37. A node of a cellular communications network, comprising:

means for obtaining position-pair-dependent interference related information for a position of a receive node from one or more databases, the position-pair-dependent interference related information for the position of the receive node comprises, for each of one or more position pairs each comprising a first position and a second position corresponding to the position of the receive node, information regarding interference caused by wireless transmissions originating at the first position to wireless receptions at the second position;
means for identifying one or more interfered node and interfering node pairs having an interference level that is greater than a predefined threshold based on the position-pair-dependent interference related information for the position of the receive node, wherein: each interfered node and interfering node pair corresponds to a different position pair of the one or more position pairs, and for each interfered node and interfering node pair, the interfered node is the receive node having the position that corresponds to the second position in the corresponding position pair and the interfering node is a transmit node having a position that corresponds to the first position in the position pair, and the interference level for the interfered node and interfering node pair is indicated by the position-pair-dependent interference related information for the corresponding position pair; and
means for taking one or more actions with respect to mitigating interference to the receive node from at least one of the interfering nodes as dominant interferer in the one or more interfered node and interfering node pairs where the one or more actions includes at least one action chosen from the group consisting of:
performing interference cancellation; and
performing interference rejection combining.

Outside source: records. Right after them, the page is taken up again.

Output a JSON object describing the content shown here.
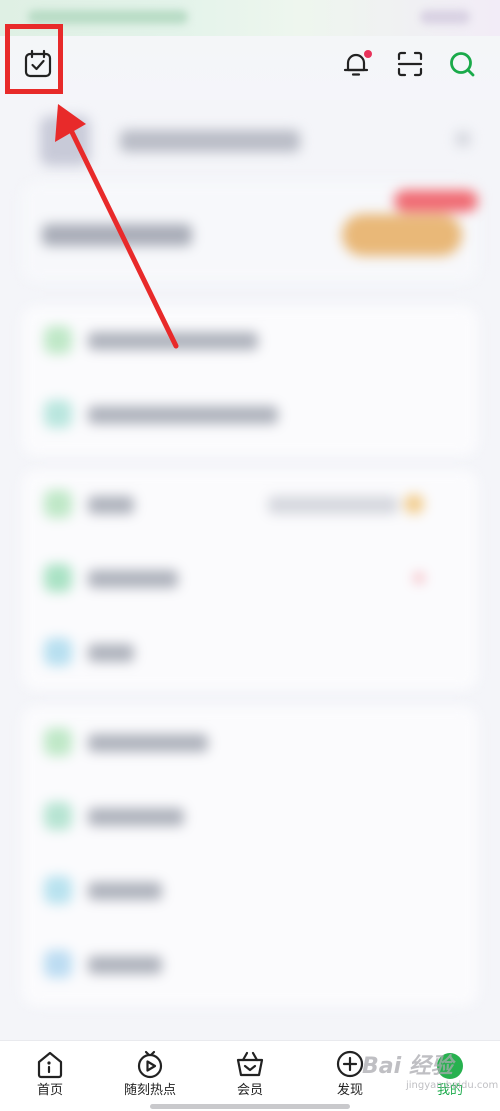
{
  "tabs": [
    {
      "label": "首页",
      "icon": "home-icon",
      "active": false
    },
    {
      "label": "随刻热点",
      "icon": "play-circle-icon",
      "active": false
    },
    {
      "label": "会员",
      "icon": "crown-basket-icon",
      "active": false
    },
    {
      "label": "发现",
      "icon": "plus-circle-icon",
      "active": false
    },
    {
      "label": "我的",
      "icon": "avatar-icon",
      "active": true
    }
  ],
  "watermark": {
    "main": "Bai 经验",
    "sub": "jingyan.baidu.com"
  },
  "colors": {
    "accent": "#1aaa4a",
    "notification_dot": "#e8335b",
    "highlight": "#e82a2a",
    "promo_button": "#e9b878",
    "promo_tag": "#f06b73"
  }
}
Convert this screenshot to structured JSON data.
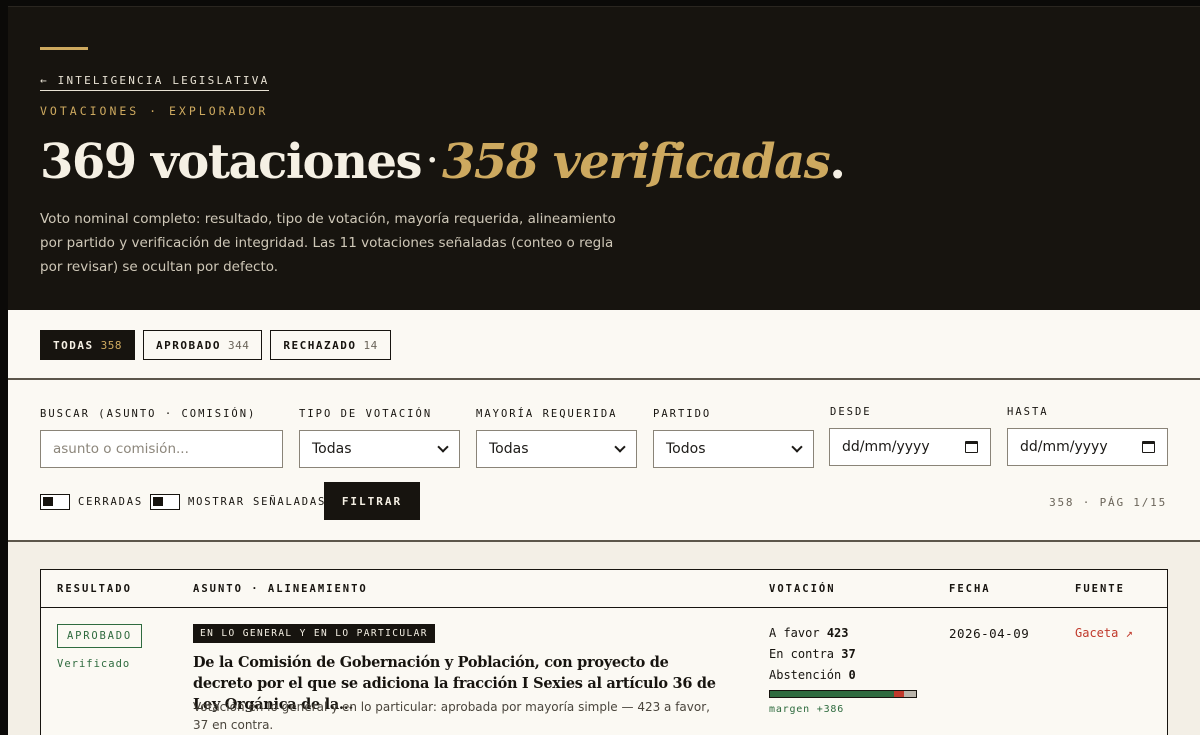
{
  "header": {
    "back_link": "← INTELIGENCIA LEGISLATIVA",
    "kicker": "VOTACIONES · EXPLORADOR",
    "title_count": "369 votaciones",
    "title_sep": "·",
    "title_verified": "358 verificadas",
    "title_end": ".",
    "description": "Voto nominal completo: resultado, tipo de votación, mayoría requerida, alineamiento por partido y verificación de integridad. Las 11 votaciones señaladas (conteo o regla por revisar) se ocultan por defecto."
  },
  "tabs": [
    {
      "label": "TODAS",
      "count": "358",
      "active": true
    },
    {
      "label": "APROBADO",
      "count": "344",
      "active": false
    },
    {
      "label": "RECHAZADO",
      "count": "14",
      "active": false
    }
  ],
  "filters": {
    "search_label": "BUSCAR (ASUNTO · COMISIÓN)",
    "search_placeholder": "asunto o comisión...",
    "vote_type_label": "TIPO DE VOTACIÓN",
    "vote_type_value": "Todas",
    "majority_label": "MAYORÍA REQUERIDA",
    "majority_value": "Todas",
    "party_label": "PARTIDO",
    "party_value": "Todos",
    "from_label": "DESDE",
    "from_value": "dd/mm/yyyy",
    "to_label": "HASTA",
    "to_value": "dd/mm/yyyy",
    "closed_toggle": "CERRADAS",
    "flagged_toggle": "MOSTRAR SEÑALADAS",
    "filter_button": "FILTRAR",
    "page_info": "358 · PÁG 1/15"
  },
  "table": {
    "columns": [
      "RESULTADO",
      "ASUNTO · ALINEAMIENTO",
      "VOTACIÓN",
      "FECHA",
      "FUENTE"
    ],
    "rows": [
      {
        "result": "APROBADO",
        "verified": "Verificado",
        "vote_type": "EN LO GENERAL Y EN LO PARTICULAR",
        "subject": "De la Comisión de Gobernación y Población, con proyecto de decreto por el que se adiciona la fracción I Sexies al artículo 36 de Ley Orgánica de la...",
        "summary": "Votación en lo general y en lo particular: aprobada por mayoría simple — 423 a favor, 37 en contra.",
        "favor_label": "A favor",
        "favor": 423,
        "contra_label": "En contra",
        "contra": 37,
        "abst_label": "Abstención",
        "abst": 0,
        "margin": "margen +386",
        "date": "2026-04-09",
        "source": "Gaceta ↗"
      }
    ]
  },
  "colors": {
    "dark": "#17140f",
    "gold": "#cda95f",
    "green": "#2f6b3f",
    "red": "#c0392b"
  }
}
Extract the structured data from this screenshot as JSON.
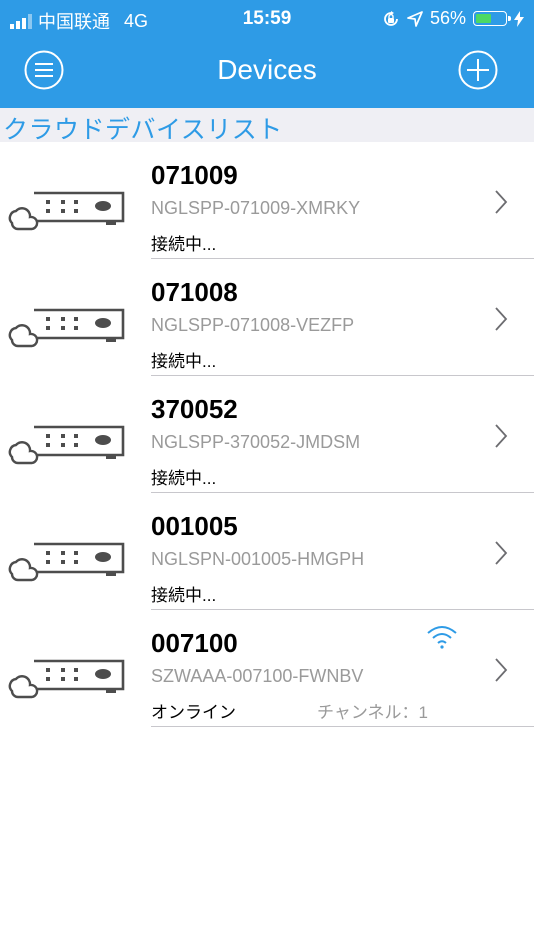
{
  "status_bar": {
    "carrier": "中国联通",
    "network": "4G",
    "time": "15:59",
    "battery_text": "56%",
    "battery_level": 0.56,
    "battery_color": "#4cd964"
  },
  "navbar": {
    "title": "Devices",
    "menu_icon": "menu-circle-icon",
    "add_icon": "plus-circle-icon",
    "background": "#2e9be6"
  },
  "section": {
    "title": "クラウドデバイスリスト"
  },
  "devices": [
    {
      "name": "071009",
      "serial": "NGLSPP-071009-XMRKY",
      "status": "接続中...",
      "channel": ""
    },
    {
      "name": "071008",
      "serial": "NGLSPP-071008-VEZFP",
      "status": "接続中...",
      "channel": ""
    },
    {
      "name": "370052",
      "serial": "NGLSPP-370052-JMDSM",
      "status": "接続中...",
      "channel": ""
    },
    {
      "name": "001005",
      "serial": "NGLSPN-001005-HMGPH",
      "status": "接続中...",
      "channel": ""
    },
    {
      "name": "007100",
      "serial": "SZWAAA-007100-FWNBV",
      "status": "オンライン",
      "channel": "チャンネル：1",
      "wifi_icon": "wifi-icon"
    }
  ]
}
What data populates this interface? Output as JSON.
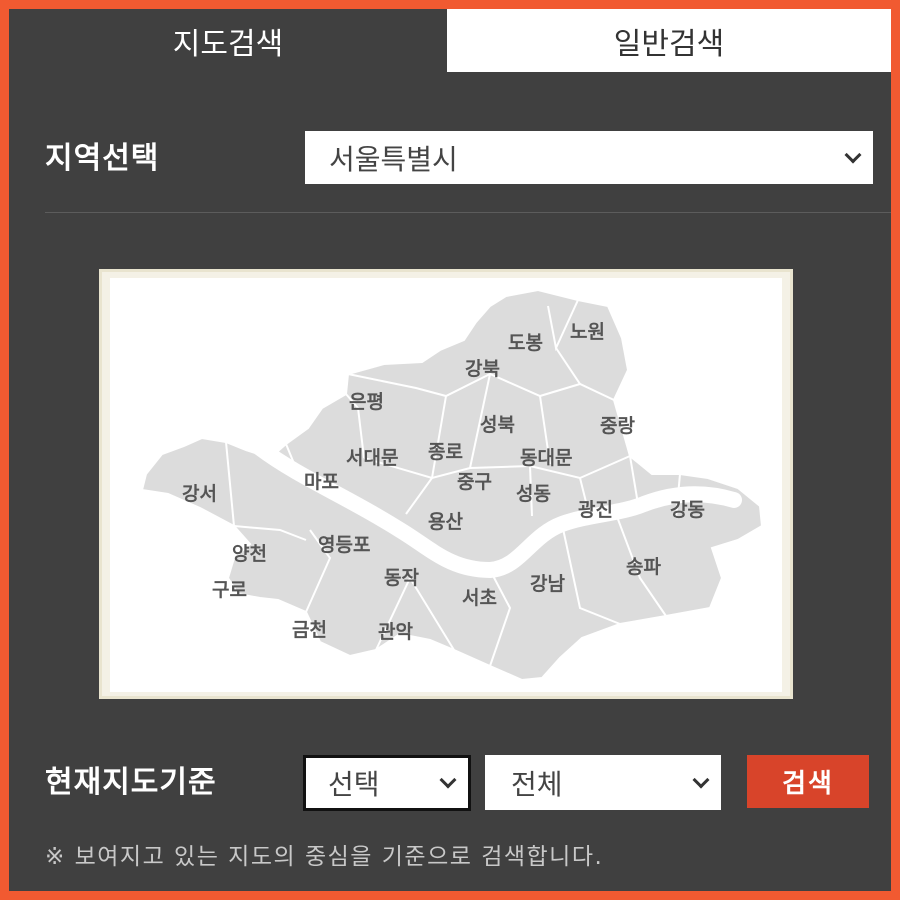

Referenced Cited

U.S. Patent Documents

20100128673 May 27, 2010 Yamazaki
20120257585 October 11, 2012 Sydor et al.
20150078259 March 19, 2015 Junior et al.
20150163818 June 11, 2015 Abdelmonem

Other references

  • Hildebrand, Matthias, et al., “Location-based Radio Resource Management in Multi Standard Wireless Network Environments,” Proceedings of the IST Mobile and Wireless Communications Summit, Thessaloniki, Greece, Jun. 2002, 5 pages.
  • Jeung, Hoyoung, et al., “Path prediction and predictive range querying in road network databases,” The International Journal on Very Large Data Bases, vol. 19, Issue 4, May 19, 2010, Springer-Verlag, pp. 585-602.
  • Nadembega, Apollinaire, et al., “A Destination & Mobility Path Prediction Scheme for Mobile Networks,” IEEE Transactions on Vehicular Technology, vol. 64, Issue 6, Jun. 2015, IEEE, 14 pages.
  • Qualcomm, “Creating a Digital 6th Sense with LTE Direct,” Technology Presentation, Jul. 2014, Qualcomm Technologies, Inc., 35 pages.
  • International Search Report and Written Opinion for International Patent Application No. PCT/IB2015/059087, dated Jul. 22, 2016, 17 pages.
  • Written Opinion for International Patent Application No. PCT/IB2015/059087, dated Oct. 26, 2017, 12 pages.

Patent History

Patent number: 10314039
Type: Grant
Filed: Nov 24, 2015
Date of Patent: Jun 4, 2019
Patent Publication Number: 20170265189
Assignee: Telefonaktiebolaget L M Ericsson (publ) (Stockholm)
Inventors: Alex Stephenne (Stittsville), Wayne Ding (Ottawa), Leonard Lightstone (Ottawa), Dongsheng Yu (Ottawa)
Primary Examiner: Vinncelas Louis
Application Number: 14/904,899

Classifications

Current U.S. Class: Having A Plurality Of Contiguous Regions Served By Respective Fixed Stations (370/328)
International Classification: H04W 72/04 (20090101); G06F 16/22 (20190101); G06F 16/2455 (20190101); H04W 64/00 (20090101); H04W 72/08 (20090101); H04W 72/12 (20090101); H04B 1/7107 (20110101); H04B 1/10 (20060101); H04W 24/00 (20090101); H04W 28/02 (20090101); H04W 4/02 (20180101);